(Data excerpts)
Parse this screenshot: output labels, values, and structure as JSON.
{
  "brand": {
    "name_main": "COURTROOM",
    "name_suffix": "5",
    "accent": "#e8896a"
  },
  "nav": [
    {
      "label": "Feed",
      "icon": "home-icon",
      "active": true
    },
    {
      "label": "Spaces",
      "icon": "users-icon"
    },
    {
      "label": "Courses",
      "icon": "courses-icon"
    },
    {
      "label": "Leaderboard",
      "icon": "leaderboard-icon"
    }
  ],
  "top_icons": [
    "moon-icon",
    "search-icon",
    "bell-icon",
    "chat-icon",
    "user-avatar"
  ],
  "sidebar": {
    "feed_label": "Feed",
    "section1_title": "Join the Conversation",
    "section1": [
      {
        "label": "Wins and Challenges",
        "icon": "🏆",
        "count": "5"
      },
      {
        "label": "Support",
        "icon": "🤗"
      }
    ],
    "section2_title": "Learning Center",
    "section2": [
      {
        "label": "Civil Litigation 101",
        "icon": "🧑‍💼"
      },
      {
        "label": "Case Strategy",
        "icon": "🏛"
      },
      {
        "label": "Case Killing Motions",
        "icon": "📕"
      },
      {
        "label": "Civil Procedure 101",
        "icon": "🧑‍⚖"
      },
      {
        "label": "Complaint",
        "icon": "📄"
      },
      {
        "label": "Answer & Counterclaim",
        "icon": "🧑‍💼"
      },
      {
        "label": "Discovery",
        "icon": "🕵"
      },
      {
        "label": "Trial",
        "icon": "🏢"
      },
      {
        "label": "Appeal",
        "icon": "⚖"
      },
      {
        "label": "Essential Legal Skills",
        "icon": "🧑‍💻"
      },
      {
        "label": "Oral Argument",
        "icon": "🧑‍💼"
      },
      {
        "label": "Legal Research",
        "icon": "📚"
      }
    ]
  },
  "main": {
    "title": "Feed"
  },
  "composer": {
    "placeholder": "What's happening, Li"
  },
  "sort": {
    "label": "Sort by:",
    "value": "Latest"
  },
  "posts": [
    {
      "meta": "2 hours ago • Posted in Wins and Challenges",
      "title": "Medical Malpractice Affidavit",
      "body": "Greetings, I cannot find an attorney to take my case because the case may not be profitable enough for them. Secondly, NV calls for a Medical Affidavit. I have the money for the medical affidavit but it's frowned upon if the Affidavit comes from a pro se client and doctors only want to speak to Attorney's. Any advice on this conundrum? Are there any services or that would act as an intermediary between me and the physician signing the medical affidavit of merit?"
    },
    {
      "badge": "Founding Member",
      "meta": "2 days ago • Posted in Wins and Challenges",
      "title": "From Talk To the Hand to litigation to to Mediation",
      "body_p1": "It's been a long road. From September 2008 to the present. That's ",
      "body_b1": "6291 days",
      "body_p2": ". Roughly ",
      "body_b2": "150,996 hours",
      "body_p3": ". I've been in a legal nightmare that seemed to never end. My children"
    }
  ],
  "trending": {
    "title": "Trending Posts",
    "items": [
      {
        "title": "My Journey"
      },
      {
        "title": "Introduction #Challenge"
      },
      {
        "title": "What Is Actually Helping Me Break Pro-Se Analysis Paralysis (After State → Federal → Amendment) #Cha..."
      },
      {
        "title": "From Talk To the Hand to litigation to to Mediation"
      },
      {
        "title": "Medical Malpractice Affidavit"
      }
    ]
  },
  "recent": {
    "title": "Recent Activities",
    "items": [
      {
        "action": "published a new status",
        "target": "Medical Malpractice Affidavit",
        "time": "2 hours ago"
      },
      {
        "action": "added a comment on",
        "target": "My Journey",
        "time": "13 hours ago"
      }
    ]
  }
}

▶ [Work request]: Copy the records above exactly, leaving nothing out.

▶ [Problem solution]:
Parse this screenshot: output labels, values, and structure as JSON.
{
  "brand": {
    "name_main": "COURTROOM",
    "name_suffix": "5",
    "accent": "#e8896a"
  },
  "nav": [
    {
      "label": "Feed",
      "icon": "home-icon",
      "active": true
    },
    {
      "label": "Spaces",
      "icon": "users-icon"
    },
    {
      "label": "Courses",
      "icon": "courses-icon"
    },
    {
      "label": "Leaderboard",
      "icon": "leaderboard-icon"
    }
  ],
  "top_icons": [
    "moon-icon",
    "search-icon",
    "bell-icon",
    "chat-icon",
    "user-avatar"
  ],
  "sidebar": {
    "feed_label": "Feed",
    "section1_title": "Join the Conversation",
    "section1": [
      {
        "label": "Wins and Challenges",
        "icon": "🏆",
        "count": "5"
      },
      {
        "label": "Support",
        "icon": "🤗"
      }
    ],
    "section2_title": "Learning Center",
    "section2": [
      {
        "label": "Civil Litigation 101",
        "icon": "🧑‍💼"
      },
      {
        "label": "Case Strategy",
        "icon": "🏛"
      },
      {
        "label": "Case Killing Motions",
        "icon": "📕"
      },
      {
        "label": "Civil Procedure 101",
        "icon": "🧑‍⚖"
      },
      {
        "label": "Complaint",
        "icon": "📄"
      },
      {
        "label": "Answer & Counterclaim",
        "icon": "🧑‍💼"
      },
      {
        "label": "Discovery",
        "icon": "🕵"
      },
      {
        "label": "Trial",
        "icon": "🏢"
      },
      {
        "label": "Appeal",
        "icon": "⚖"
      },
      {
        "label": "Essential Legal Skills",
        "icon": "🧑‍💻"
      },
      {
        "label": "Oral Argument",
        "icon": "🧑‍💼"
      },
      {
        "label": "Legal Research",
        "icon": "📚"
      }
    ]
  },
  "main": {
    "title": "Feed"
  },
  "composer": {
    "placeholder": "What's happening, Li"
  },
  "sort": {
    "label": "Sort by:",
    "value": "Latest"
  },
  "posts": [
    {
      "meta": "2 hours ago • Posted in Wins and Challenges",
      "title": "Medical Malpractice Affidavit",
      "body": "Greetings, I cannot find an attorney to take my case because the case may not be profitable enough for them. Secondly, NV calls for a Medical Affidavit. I have the money for the medical affidavit but it's frowned upon if the Affidavit comes from a pro se client and doctors only want to speak to Attorney's. Any advice on this conundrum? Are there any services or that would act as an intermediary between me and the physician signing the medical affidavit of merit?"
    },
    {
      "badge": "Founding Member",
      "meta": "2 days ago • Posted in Wins and Challenges",
      "title": "From Talk To the Hand to litigation to to Mediation",
      "body_p1": "It's been a long road. From September 2008 to the present. That's ",
      "body_b1": "6291 days",
      "body_p2": ". Roughly ",
      "body_b2": "150,996 hours",
      "body_p3": ". I've been in a legal nightmare that seemed to never end. My children"
    }
  ],
  "trending": {
    "title": "Trending Posts",
    "items": [
      {
        "title": "My Journey"
      },
      {
        "title": "Introduction #Challenge"
      },
      {
        "title": "What Is Actually Helping Me Break Pro-Se Analysis Paralysis (After State → Federal → Amendment) #Cha..."
      },
      {
        "title": "From Talk To the Hand to litigation to to Mediation"
      },
      {
        "title": "Medical Malpractice Affidavit"
      }
    ]
  },
  "recent": {
    "title": "Recent Activities",
    "items": [
      {
        "action": "published a new status",
        "target": "Medical Malpractice Affidavit",
        "time": "2 hours ago"
      },
      {
        "action": "added a comment on",
        "target": "My Journey",
        "time": "13 hours ago"
      }
    ]
  }
}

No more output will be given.